# [Your task]
Whenever a line below holds the word "Users", copy that line.

Records provided Block Start

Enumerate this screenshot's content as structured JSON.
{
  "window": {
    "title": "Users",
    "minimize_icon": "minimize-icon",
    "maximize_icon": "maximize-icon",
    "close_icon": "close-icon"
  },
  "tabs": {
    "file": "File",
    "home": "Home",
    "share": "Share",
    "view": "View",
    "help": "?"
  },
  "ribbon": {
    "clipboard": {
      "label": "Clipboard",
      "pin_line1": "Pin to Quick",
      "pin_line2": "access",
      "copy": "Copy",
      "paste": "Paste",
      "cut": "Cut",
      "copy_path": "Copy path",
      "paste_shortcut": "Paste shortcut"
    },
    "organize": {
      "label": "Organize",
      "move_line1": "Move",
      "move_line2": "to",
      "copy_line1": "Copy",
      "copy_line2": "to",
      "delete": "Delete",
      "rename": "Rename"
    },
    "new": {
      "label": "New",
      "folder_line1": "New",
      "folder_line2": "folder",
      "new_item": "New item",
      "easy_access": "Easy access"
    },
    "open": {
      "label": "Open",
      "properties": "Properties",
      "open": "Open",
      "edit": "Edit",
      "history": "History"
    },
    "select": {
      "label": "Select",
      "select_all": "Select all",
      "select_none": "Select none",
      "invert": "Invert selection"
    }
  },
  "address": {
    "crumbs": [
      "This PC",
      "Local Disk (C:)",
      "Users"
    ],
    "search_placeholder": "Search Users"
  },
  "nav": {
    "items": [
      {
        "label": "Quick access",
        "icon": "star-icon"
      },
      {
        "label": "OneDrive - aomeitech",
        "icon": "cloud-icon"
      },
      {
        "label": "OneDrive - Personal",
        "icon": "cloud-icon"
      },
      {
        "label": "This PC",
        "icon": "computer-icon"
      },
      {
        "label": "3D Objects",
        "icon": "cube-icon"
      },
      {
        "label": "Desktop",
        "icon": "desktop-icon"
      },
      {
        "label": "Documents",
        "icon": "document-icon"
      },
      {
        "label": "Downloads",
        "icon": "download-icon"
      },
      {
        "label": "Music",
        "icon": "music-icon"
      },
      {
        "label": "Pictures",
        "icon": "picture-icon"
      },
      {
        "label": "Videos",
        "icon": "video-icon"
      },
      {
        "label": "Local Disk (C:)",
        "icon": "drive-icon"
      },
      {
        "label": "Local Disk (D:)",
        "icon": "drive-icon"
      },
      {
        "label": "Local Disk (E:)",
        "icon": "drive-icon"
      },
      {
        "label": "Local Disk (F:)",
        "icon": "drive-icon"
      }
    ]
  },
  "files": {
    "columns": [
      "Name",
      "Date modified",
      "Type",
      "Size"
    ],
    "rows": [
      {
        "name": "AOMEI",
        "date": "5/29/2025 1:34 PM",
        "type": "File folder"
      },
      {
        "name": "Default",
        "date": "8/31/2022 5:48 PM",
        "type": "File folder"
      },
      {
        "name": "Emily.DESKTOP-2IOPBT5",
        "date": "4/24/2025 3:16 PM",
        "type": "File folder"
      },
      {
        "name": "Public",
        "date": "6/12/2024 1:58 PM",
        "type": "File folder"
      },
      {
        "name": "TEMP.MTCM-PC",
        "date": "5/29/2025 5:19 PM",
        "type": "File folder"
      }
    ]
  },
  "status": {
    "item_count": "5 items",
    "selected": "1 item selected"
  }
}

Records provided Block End

# [Written response]
    "title": "Users",
      "Users"
    "search_placeholder": "Search Users"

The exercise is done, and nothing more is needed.